Reading on, we stumble upon what might be another reason for the DMAPT clinical trial delay: Cancers are heterogeneous, and this is exceptionally true of leukemic stem cells. From patient to patient, molecular markers for stem cells differ greatly. […] This heterogeneity makes determining the frequency of the leukemic stem cell in an individual patient extremely difficult.
Dr. Jordan defines leukemic stem cells as highly dynamic and highly unstable. So the question arises: how can they possibly be monitored? In comparison, it would seem that keeping individual tabs on millions of agitated grasshoppers in a field would be a much easier task…
As I see it, these seem to be the main problems facing clinical trial investigators: 1. how to identify the stem cells in each individual patient in the first place; 2. how to determine if these cells are being targeted by the specific treatment (DMAPT, e.g.).
And here follows something that perhaps for the first time I have seen spelled out in a study: During chemotherapeutic challenge, patients can experience a dramatic change in the phenotype of their leukemic stem cell. From my layperson’s point of view, it would appear that this “dramatic change” would also be a problem.

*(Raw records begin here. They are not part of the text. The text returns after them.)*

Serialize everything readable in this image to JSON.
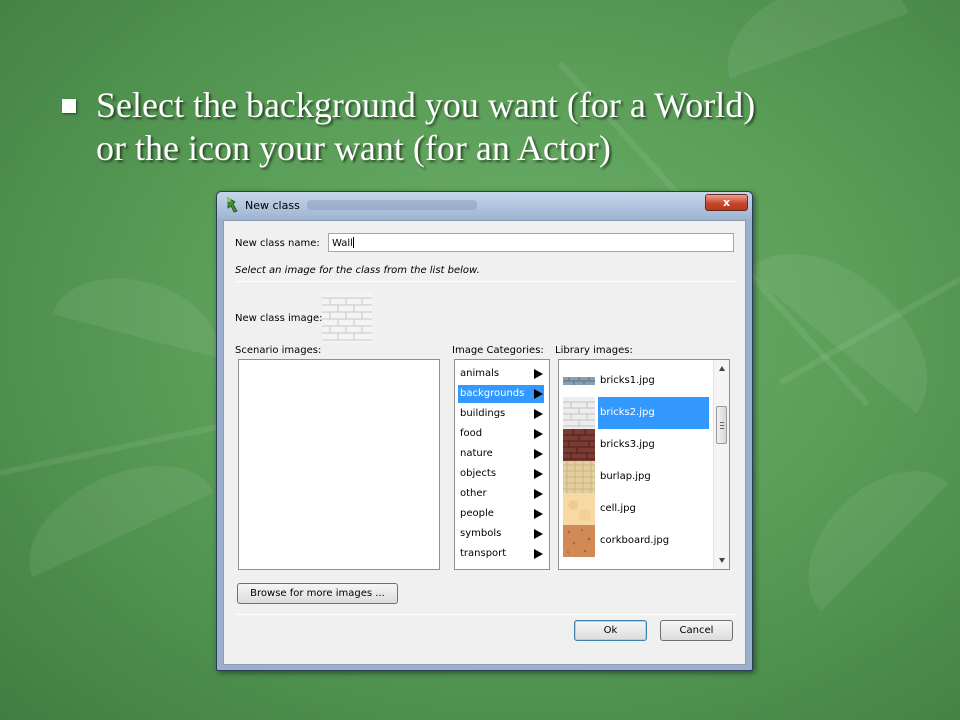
{
  "slide": {
    "bullet_line1": "Select the background you want (for a World)",
    "bullet_line2": "or the icon your want (for an Actor)"
  },
  "dialog": {
    "title": "New class",
    "close_glyph": "x",
    "name_label": "New class name:",
    "name_value": "Wall",
    "hint": "Select an image for the class from the list below.",
    "image_label": "New class image:",
    "scenario_label": "Scenario images:",
    "categories_label": "Image Categories:",
    "library_label": "Library images:",
    "categories": [
      {
        "label": "animals",
        "selected": false
      },
      {
        "label": "backgrounds",
        "selected": true
      },
      {
        "label": "buildings",
        "selected": false
      },
      {
        "label": "food",
        "selected": false
      },
      {
        "label": "nature",
        "selected": false
      },
      {
        "label": "objects",
        "selected": false
      },
      {
        "label": "other",
        "selected": false
      },
      {
        "label": "people",
        "selected": false
      },
      {
        "label": "symbols",
        "selected": false
      },
      {
        "label": "transport",
        "selected": false
      }
    ],
    "library": [
      {
        "label": "bricks1.jpg",
        "selected": false,
        "thumb_icon": "bricks-gray-thumb"
      },
      {
        "label": "bricks2.jpg",
        "selected": true,
        "thumb_icon": "bricks-white-thumb"
      },
      {
        "label": "bricks3.jpg",
        "selected": false,
        "thumb_icon": "bricks-red-thumb"
      },
      {
        "label": "burlap.jpg",
        "selected": false,
        "thumb_icon": "burlap-thumb"
      },
      {
        "label": "cell.jpg",
        "selected": false,
        "thumb_icon": "cell-thumb"
      },
      {
        "label": "corkboard.jpg",
        "selected": false,
        "thumb_icon": "corkboard-thumb"
      }
    ],
    "browse_button": "Browse for more images ...",
    "ok_button": "Ok",
    "cancel_button": "Cancel"
  },
  "colors": {
    "background": "#5a9e57",
    "selection": "#3399ff",
    "close_button": "#c8472b"
  }
}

Furthermore, just because your total tumour burden decreases doesn’t necessarily mean that your stem cells have been affected. Another problem.
But there seems to be a way of getting around all of this. Dr. Jordan writes that Clinical trials must be temporal and patient-specific. Specimens must be gathered before, during, and after treatment. The phenotype of each patient’s leukemic stem cell population must be defined up front and verified by a functional assay to help quantitate it. In the course of treatment, the population must be continuously monitored […]. It sounds extremely painstaking and time-consuming, doesn’t it?
Dr. Jordan’s final considerations: Just as cancers are heterogeneous, so too are leukemic stem cells, and the ability to target and quantitate leukemic stem cells is complicated by this heterogeneity. As research expands our understanding of leukemic stem cell biology and physiology, investigators must incorporate that knowledge into their strategies for targeting and analyses for quantifying leukemic stem cells. They must also determine where agents that target leukemic stem cells will be of most use: as maintenance therapy that targets minimal residual disease in remission patients, or as treatment for relapsed or refractory patients.
To this, I would add: “…or as treatment for patients who have not yet had any chemotherapy.”